Like National Geographic pointed out, orcas don’t do well in captivity. An orca named Kayla, for example, died in January 2019 at just 30 years old. In the wild, the average life expectancy for a female orca is 50, and some live to even 80 or 90. But these majestic marine mammals are still used for entertainment, marketed as stars of amusement park shows around the world.

Experts estimate that a third of the world’s captive orcas are in the United States, and all but one of those live at SeaWorld’s three parks in Orlando, San Diego, and San Antonio. Lolita, a 54-year-old orca who was captured back in 1970 in the waters off Washington State, lives alone at the Miami Seaquarium, in a pool with an open-top roof that’s less than twice the length of her body.

70 orcas have been born in captivity around the world since 1977 (not counting another 30 that were stillborn or died in utero), according to records in two databases. 37 of them, including Kayla, are now dead. A very small number of wild-caught orcas have lived past age 30, but no captive-born orca has yet.

They are very intelligent, social creatures that are genetically built to live, migrate, and feed over great distances in the ocean. Neither wild-born nor captive-bred orcas can thrive in captivity, Naomi Rose, a marine mammal scientist at the Animal Welfare Institute, a nonprofit organization based in Washington, D.C., said. They are massive and swim vast distances in the wild — 40 miles a day on average — not just because they can, but because they need to, to forage for their varied diets and to exercise. They also dive 100 to 500 feet, several times a day, every day.

Like always, Jenny Jinya included a public service announcement
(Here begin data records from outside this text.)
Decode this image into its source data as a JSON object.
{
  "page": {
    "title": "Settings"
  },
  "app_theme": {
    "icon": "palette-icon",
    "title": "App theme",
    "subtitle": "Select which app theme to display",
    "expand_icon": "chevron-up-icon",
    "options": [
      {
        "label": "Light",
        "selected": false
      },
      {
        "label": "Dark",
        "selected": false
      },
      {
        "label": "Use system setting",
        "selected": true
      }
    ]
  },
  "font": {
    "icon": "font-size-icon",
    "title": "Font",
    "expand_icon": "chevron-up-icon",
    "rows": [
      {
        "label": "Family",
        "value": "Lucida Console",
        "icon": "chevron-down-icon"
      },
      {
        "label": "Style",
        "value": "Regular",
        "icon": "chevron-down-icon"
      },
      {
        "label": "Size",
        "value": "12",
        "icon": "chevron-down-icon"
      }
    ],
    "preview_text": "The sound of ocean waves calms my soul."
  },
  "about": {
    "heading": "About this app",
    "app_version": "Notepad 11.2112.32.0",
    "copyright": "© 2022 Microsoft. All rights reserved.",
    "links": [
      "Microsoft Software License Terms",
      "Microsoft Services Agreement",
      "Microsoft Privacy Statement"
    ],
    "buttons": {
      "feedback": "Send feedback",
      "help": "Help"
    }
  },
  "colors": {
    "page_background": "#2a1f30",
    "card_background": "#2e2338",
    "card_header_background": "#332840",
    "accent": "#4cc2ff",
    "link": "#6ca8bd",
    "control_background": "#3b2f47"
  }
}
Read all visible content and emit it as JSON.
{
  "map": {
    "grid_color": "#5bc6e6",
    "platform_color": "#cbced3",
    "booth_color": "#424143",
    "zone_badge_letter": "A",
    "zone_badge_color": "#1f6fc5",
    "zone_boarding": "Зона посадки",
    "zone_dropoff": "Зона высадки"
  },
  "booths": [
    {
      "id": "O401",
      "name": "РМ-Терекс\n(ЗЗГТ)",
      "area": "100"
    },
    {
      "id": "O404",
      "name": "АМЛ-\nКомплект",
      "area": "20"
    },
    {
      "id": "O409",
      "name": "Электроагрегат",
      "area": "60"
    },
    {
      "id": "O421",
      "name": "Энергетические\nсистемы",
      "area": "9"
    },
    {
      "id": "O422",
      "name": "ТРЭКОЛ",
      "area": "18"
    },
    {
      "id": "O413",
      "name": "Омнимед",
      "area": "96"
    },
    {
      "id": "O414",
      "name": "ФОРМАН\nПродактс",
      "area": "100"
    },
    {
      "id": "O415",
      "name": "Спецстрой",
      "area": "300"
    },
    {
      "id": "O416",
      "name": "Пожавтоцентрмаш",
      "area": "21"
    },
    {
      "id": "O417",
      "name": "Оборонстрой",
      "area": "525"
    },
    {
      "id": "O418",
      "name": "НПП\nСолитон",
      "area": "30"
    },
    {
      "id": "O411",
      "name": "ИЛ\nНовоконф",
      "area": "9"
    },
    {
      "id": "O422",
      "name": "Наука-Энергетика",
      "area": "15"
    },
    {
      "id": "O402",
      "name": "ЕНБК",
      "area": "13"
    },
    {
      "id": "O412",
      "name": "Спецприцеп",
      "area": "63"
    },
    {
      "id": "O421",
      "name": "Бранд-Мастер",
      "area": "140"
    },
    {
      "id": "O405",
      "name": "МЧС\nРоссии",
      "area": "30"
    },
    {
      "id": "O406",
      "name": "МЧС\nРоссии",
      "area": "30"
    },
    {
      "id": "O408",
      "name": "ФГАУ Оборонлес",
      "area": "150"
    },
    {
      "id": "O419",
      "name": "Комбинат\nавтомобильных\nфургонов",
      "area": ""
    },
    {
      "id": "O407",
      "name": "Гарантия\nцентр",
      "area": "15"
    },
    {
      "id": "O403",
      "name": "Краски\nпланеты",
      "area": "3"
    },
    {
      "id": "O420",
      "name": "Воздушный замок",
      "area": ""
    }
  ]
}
If you were to go through all of Jenny’s comics (and you should), you would see that her storytelling is getting better and better; the amount of tension and unpredictability she creates with just a handful of frames is really something. “I think this is practice and research,” the humble illustrator explained her progress. “Storytelling has always been fun for me, every day I sit in front of my sketchbook and write little scripts, sketch comic pages, move panels back and forth — it’s all part of the learning process. There is still so much I want to learn though.”

Most people get really emotional while taking in the comics, but imagine just how angry and sad one might get when researching these topics and then spending hours and hours to portray everything. “It really goes to the psyche and hurts,” Jenny said, adding that she tries to balance it out. “When a comic is finished, I have to take a few days off before I can research a new issue. Or I watch cute cat videos.” We often run away from difficult discussions because they can exhaust us. Jenny, however, keeps bringing us back to them. And we all should be grateful for it; hopefully, it’ll result in positive change, too.

Here’s what some of her followers have been saying about the issue

If you like Jenny’s comics and want to supper her work, consider becoming her patron